ACTION ITEM. Scan the listing for the word "Colored" and report every line that contains it.

INFORMATION SHOWN.

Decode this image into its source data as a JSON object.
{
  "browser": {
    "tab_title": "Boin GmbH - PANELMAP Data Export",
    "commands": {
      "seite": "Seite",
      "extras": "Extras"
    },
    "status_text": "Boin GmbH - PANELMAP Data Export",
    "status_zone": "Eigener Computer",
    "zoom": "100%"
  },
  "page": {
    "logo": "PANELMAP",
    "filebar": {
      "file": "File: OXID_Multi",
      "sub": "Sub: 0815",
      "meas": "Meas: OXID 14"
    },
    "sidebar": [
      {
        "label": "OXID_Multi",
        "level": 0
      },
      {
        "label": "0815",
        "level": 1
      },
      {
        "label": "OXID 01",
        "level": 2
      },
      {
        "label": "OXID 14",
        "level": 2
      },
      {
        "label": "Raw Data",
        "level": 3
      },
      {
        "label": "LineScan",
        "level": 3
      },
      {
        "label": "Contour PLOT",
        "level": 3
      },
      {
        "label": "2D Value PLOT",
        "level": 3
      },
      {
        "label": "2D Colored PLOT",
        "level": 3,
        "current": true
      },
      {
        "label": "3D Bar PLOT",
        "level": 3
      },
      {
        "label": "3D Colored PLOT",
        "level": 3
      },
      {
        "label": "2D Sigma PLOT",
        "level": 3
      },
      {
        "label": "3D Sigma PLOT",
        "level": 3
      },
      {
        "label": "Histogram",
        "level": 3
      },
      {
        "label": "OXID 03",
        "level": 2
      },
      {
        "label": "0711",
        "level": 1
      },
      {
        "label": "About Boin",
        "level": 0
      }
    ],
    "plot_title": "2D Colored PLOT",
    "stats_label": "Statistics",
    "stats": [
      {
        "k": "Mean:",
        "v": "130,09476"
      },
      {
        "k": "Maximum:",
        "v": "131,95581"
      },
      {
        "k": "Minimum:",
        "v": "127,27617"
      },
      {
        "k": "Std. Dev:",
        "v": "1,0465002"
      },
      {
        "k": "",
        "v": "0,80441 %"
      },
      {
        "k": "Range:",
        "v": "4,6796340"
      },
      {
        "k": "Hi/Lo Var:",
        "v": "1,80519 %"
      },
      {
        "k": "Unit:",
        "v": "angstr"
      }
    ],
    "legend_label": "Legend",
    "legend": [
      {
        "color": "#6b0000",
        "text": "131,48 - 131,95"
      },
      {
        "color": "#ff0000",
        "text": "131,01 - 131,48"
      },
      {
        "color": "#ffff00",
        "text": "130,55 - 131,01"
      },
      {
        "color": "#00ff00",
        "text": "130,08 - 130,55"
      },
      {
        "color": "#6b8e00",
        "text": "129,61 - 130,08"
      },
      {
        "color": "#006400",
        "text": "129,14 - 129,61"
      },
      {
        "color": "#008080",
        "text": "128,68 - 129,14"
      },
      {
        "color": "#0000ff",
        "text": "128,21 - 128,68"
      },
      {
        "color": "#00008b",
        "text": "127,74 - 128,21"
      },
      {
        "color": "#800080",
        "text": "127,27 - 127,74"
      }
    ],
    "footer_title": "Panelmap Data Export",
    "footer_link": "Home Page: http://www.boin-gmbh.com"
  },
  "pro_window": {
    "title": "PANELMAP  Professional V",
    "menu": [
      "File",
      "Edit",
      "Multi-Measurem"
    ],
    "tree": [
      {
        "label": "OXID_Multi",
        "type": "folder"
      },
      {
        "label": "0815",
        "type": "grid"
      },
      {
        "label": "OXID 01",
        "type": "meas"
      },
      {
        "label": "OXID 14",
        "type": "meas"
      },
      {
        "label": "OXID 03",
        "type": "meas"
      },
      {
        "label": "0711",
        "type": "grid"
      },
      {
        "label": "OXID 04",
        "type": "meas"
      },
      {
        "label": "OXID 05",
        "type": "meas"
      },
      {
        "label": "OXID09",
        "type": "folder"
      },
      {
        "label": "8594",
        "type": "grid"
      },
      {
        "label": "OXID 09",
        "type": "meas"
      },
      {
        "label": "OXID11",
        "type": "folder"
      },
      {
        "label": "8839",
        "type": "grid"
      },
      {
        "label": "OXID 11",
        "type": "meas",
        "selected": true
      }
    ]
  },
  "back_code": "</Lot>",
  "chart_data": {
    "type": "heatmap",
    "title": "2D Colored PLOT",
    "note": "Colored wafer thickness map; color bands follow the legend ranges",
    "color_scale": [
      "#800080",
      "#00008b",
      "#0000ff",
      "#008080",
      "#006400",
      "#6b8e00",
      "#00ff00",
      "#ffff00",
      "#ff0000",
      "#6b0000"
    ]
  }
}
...
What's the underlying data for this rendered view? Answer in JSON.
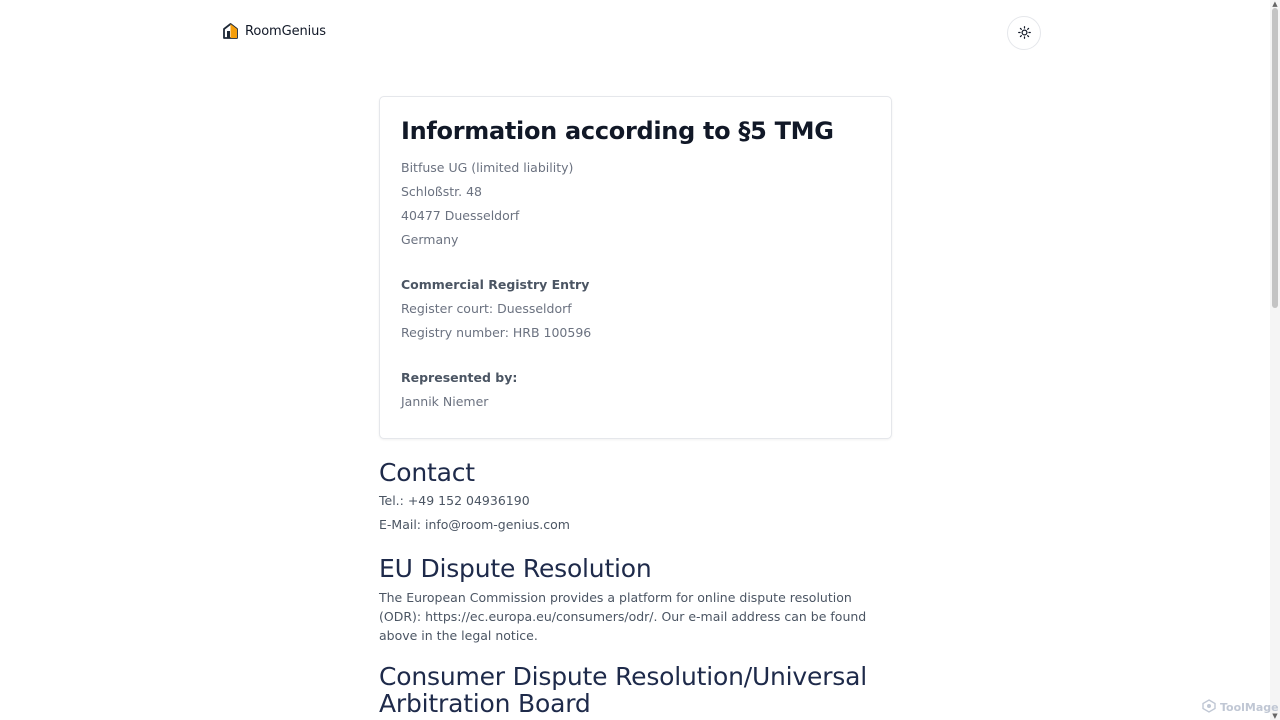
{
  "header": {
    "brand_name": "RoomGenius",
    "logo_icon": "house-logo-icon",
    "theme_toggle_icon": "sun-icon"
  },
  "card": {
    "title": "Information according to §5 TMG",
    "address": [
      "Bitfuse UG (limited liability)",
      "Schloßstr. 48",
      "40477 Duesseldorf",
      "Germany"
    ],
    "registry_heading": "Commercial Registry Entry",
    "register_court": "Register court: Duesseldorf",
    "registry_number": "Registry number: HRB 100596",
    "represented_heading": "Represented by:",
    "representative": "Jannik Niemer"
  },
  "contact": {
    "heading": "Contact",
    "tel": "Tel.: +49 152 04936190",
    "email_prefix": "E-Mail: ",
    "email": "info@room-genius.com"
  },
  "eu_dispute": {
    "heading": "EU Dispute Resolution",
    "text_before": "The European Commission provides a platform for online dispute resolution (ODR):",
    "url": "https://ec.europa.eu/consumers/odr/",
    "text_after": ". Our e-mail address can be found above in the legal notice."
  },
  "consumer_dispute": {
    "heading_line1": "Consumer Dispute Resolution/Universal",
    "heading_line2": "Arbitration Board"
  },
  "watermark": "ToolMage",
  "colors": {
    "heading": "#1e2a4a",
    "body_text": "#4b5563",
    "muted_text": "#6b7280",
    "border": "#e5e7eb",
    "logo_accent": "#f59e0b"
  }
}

FINISHED EXERCISE.
        "label": "2D Colored PLOT",
        "label": "3D Colored PLOT",
    "plot_title": "2D Colored PLOT",
    "title": "2D Colored PLOT",
    "note": "Colored wafer thickness map; color bands follow the legend ranges",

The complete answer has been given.